Your dog is most probably suffering from an allergic reaction to the shots that she got. It does not seem like it is a severe reaction, as in that her breathing would be labored as well. You can use an oral antihistamine like disphenhydramine (Benadryl) to fix this. She will need to be given 1 milligram per pound of her body weight, three times a day. This will usually clear up allergic reactions without a visit to the emergency room. Prednisone is also used to clear up allergic reactions, so if Benadryl does not work you can look into giving her that.
Mild reactions also sometimes do not need treatment, and will resolve themselves over twenty four hours. If your dog is not doing better in twenty four hours, then you should take her to the vet.
Yes it sounds like your dog is having a vaccine reaction. The best treatment is injectable medication followed up with oral Benadryl at home. Mild reactions involve facial swelling, itching, and mild lethargy. Anaphylactic shock leads to trouble breathing, collapse, and vomiting. If your dog is exhibiting any of these signs have her examined by a veterinarian ASAP! It would be best either way to have her examined by your veterinarian. Next time vaccines are due they will want to separate the days vaccines are given and will give injectable Benadryl prior to vaccination.
I have a pit bull that I think maybe allergic to fleas. She has developed a loss of hair on her left back side with bumps all over her side. What can we do for this beside continue to keep her bath and flea free? She has also developed a large bump on her paw and one is coming out now over her eye. I have never seen anything like this before and I have 2 other dogs. Can someone give me any advise.
I would get that looked at by a vet but in the mean time I would put a cold pack on it and see if the swelling goes down
My dog all of sudden was laying on her side and I saw her hair raised and looks like Hives? Now it is spreading from her side, legs to her chest and face...

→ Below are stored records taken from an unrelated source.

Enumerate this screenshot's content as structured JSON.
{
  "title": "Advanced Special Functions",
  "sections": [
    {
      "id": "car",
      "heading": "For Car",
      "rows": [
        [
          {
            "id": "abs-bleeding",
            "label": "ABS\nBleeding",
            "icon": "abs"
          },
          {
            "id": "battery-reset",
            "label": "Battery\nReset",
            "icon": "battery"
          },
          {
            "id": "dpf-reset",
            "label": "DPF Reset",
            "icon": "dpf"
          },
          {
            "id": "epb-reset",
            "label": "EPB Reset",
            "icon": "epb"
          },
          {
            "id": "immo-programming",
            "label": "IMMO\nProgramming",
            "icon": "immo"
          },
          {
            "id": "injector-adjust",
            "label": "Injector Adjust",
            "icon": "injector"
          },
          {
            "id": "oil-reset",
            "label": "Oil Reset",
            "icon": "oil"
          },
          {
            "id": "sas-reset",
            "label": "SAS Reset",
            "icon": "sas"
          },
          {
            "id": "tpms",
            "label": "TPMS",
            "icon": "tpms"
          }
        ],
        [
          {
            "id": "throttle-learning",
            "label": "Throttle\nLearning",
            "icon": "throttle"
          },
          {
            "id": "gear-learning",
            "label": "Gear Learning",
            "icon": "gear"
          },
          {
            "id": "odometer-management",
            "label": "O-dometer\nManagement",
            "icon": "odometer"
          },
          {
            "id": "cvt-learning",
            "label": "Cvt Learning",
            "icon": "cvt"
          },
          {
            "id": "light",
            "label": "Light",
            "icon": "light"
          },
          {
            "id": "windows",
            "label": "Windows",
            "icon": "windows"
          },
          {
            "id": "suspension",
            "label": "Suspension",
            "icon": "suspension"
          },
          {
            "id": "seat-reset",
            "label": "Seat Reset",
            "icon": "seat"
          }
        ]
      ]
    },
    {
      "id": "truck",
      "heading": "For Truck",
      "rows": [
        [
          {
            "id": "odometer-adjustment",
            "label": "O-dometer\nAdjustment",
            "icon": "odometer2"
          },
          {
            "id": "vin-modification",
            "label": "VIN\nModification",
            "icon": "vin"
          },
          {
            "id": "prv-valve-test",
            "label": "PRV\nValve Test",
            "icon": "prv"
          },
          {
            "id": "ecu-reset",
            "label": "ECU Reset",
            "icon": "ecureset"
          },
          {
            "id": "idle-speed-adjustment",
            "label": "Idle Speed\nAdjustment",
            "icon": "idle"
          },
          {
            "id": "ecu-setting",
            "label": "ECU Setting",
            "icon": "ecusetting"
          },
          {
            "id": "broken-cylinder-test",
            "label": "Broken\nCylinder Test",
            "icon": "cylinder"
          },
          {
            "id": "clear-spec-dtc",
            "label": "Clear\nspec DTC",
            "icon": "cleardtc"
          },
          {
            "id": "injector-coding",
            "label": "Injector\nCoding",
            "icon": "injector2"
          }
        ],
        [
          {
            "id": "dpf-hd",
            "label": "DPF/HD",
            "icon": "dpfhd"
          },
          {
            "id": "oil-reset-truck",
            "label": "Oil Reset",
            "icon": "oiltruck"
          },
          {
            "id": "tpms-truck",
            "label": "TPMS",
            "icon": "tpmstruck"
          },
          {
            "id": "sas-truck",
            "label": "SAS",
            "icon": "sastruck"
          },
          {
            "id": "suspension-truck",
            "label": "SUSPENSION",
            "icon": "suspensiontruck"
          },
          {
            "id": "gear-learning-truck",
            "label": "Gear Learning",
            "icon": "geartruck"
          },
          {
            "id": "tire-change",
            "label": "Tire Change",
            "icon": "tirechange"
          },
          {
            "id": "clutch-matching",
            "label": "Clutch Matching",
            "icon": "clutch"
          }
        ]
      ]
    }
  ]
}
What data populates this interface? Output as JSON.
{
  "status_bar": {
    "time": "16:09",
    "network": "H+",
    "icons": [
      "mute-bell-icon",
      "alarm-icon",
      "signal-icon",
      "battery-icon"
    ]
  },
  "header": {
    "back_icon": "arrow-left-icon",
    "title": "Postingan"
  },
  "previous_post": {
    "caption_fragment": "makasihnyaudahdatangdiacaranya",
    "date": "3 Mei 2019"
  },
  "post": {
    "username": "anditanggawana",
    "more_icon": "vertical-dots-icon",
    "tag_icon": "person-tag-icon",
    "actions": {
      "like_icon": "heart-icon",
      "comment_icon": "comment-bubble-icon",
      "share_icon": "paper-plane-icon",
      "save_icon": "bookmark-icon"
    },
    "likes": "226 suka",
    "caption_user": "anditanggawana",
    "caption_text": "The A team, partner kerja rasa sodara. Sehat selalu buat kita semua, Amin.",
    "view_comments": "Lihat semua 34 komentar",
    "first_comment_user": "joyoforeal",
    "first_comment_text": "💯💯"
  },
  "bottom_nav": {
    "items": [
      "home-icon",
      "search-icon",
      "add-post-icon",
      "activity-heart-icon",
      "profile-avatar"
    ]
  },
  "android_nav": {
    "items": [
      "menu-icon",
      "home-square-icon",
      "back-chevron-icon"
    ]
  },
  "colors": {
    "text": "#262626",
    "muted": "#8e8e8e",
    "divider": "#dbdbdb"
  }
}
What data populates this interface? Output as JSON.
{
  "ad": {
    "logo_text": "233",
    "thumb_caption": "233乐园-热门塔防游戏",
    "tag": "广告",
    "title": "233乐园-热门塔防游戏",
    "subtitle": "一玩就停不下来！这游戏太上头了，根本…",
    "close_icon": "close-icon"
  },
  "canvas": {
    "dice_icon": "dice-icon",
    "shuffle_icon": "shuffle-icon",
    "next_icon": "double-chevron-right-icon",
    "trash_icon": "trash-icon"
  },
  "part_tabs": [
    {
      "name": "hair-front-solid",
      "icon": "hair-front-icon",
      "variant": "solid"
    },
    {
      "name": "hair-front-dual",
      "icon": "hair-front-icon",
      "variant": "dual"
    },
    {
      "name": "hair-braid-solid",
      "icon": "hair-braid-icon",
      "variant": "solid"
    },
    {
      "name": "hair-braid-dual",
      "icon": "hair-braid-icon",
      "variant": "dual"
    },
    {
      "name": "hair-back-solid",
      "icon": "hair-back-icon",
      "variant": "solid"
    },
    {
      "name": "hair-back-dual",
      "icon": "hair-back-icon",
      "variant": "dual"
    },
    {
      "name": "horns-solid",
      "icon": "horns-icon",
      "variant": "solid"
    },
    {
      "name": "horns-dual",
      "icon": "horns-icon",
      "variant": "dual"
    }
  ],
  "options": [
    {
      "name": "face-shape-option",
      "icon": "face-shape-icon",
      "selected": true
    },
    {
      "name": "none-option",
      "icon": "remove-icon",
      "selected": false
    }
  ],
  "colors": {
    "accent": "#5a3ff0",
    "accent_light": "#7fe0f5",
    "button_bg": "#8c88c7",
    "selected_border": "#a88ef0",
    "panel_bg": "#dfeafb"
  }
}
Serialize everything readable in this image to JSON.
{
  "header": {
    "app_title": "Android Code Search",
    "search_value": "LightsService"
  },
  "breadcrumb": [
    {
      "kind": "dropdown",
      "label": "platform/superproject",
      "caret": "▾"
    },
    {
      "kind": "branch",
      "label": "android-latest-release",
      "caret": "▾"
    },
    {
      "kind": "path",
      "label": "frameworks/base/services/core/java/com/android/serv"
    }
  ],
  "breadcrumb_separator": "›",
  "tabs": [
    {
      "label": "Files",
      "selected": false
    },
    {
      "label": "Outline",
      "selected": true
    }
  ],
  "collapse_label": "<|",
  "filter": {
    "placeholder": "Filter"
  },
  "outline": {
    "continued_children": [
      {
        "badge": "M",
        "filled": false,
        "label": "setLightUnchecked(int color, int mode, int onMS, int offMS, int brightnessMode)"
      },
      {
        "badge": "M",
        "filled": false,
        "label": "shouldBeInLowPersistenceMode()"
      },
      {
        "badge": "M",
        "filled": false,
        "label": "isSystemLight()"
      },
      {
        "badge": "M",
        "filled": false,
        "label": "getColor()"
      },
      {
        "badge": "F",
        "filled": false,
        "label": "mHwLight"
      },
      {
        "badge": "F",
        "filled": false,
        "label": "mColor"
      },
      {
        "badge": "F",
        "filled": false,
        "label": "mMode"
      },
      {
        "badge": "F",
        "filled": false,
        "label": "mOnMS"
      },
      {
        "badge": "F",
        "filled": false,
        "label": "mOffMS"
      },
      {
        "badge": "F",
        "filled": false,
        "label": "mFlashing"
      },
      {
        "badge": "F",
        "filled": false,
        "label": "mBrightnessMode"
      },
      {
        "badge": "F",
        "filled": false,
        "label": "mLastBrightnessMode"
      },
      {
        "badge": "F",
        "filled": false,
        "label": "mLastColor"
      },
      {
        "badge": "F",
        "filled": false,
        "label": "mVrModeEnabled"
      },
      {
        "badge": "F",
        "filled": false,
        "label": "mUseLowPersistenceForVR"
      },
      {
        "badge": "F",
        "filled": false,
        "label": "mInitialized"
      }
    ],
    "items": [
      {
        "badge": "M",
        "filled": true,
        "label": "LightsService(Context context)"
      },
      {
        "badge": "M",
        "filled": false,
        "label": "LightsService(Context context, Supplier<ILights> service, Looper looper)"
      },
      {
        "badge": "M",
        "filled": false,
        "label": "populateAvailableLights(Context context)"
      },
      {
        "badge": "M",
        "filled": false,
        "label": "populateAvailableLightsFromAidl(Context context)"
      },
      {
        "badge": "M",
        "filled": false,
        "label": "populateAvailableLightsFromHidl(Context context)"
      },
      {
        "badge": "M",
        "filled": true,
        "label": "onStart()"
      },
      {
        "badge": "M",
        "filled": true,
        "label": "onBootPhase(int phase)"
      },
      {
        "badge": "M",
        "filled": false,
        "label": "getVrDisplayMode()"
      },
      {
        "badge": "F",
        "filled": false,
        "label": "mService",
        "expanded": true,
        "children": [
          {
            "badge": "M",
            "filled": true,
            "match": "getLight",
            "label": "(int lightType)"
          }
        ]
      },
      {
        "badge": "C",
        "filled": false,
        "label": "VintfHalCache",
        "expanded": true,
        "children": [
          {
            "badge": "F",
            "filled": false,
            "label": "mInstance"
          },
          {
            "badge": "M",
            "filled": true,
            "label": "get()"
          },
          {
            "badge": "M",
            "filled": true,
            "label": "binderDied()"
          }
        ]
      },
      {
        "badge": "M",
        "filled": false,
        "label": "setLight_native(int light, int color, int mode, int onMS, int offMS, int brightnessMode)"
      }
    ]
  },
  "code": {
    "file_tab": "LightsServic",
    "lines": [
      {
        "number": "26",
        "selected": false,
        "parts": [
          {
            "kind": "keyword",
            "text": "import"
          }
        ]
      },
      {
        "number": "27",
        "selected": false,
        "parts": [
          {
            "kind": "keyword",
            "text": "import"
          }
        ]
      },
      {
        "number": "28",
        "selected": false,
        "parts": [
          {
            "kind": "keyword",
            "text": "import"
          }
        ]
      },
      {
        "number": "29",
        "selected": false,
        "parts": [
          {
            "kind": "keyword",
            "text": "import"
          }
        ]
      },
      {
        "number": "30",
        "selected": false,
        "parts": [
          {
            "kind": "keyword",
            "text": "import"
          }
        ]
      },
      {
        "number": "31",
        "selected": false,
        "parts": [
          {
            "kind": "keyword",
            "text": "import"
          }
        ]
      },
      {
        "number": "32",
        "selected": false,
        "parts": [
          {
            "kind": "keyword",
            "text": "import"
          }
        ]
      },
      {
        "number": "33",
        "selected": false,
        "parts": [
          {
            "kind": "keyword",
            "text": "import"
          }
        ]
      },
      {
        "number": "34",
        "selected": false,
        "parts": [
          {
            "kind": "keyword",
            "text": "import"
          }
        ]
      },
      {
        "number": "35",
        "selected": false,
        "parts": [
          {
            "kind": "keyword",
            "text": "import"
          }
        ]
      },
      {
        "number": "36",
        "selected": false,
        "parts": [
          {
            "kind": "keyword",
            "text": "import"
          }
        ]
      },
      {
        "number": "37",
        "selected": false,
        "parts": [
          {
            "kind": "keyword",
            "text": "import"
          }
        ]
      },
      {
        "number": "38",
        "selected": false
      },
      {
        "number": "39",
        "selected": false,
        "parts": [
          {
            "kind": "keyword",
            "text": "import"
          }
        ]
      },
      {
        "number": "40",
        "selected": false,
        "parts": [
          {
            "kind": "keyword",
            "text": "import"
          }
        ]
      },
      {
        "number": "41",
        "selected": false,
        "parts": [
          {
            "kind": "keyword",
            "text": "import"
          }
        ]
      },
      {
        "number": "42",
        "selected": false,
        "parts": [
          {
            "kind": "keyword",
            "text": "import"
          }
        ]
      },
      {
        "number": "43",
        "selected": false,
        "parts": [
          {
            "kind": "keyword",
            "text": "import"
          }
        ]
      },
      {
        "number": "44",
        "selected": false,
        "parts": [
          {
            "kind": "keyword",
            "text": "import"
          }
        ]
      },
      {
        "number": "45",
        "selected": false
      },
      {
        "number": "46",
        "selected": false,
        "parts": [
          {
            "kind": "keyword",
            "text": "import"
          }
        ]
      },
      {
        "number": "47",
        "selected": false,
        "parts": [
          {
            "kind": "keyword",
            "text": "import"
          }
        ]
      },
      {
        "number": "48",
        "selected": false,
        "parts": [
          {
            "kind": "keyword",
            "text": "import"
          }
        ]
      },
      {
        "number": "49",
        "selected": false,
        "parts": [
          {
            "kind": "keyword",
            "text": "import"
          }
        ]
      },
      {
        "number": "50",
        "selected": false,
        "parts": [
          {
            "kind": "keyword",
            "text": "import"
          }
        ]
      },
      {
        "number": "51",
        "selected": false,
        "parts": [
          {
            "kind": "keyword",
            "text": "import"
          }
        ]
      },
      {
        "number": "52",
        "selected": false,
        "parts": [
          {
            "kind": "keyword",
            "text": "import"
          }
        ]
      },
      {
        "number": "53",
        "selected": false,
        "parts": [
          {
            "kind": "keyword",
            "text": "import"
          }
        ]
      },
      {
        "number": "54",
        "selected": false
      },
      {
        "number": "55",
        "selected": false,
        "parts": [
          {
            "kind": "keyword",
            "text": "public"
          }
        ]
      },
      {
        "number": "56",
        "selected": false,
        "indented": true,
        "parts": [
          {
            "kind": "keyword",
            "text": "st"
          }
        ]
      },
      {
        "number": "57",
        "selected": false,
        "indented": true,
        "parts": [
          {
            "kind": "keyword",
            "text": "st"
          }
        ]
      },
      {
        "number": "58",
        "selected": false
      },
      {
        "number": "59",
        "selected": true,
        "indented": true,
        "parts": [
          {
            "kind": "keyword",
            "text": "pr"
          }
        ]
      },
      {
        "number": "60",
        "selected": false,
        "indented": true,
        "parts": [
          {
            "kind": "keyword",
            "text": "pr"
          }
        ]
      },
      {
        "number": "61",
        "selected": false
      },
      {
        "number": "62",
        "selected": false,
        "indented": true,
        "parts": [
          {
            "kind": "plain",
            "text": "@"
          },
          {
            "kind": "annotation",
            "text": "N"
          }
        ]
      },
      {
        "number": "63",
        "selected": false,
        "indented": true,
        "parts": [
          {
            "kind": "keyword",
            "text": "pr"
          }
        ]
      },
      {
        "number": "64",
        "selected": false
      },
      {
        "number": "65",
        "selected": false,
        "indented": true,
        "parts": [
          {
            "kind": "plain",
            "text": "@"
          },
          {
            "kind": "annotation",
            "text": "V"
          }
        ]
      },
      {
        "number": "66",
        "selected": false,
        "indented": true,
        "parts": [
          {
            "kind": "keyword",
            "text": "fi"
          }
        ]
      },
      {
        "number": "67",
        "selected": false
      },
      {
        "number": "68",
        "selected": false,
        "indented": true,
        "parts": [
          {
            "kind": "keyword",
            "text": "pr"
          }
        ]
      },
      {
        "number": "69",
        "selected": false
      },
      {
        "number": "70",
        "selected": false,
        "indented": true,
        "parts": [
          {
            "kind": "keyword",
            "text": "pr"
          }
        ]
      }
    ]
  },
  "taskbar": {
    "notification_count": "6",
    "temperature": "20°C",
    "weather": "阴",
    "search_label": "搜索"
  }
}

I had a same thing happen to my dog and still don't know what happen to him. The vet did an IV on him and some med stop help the swelling go down and now hes fine.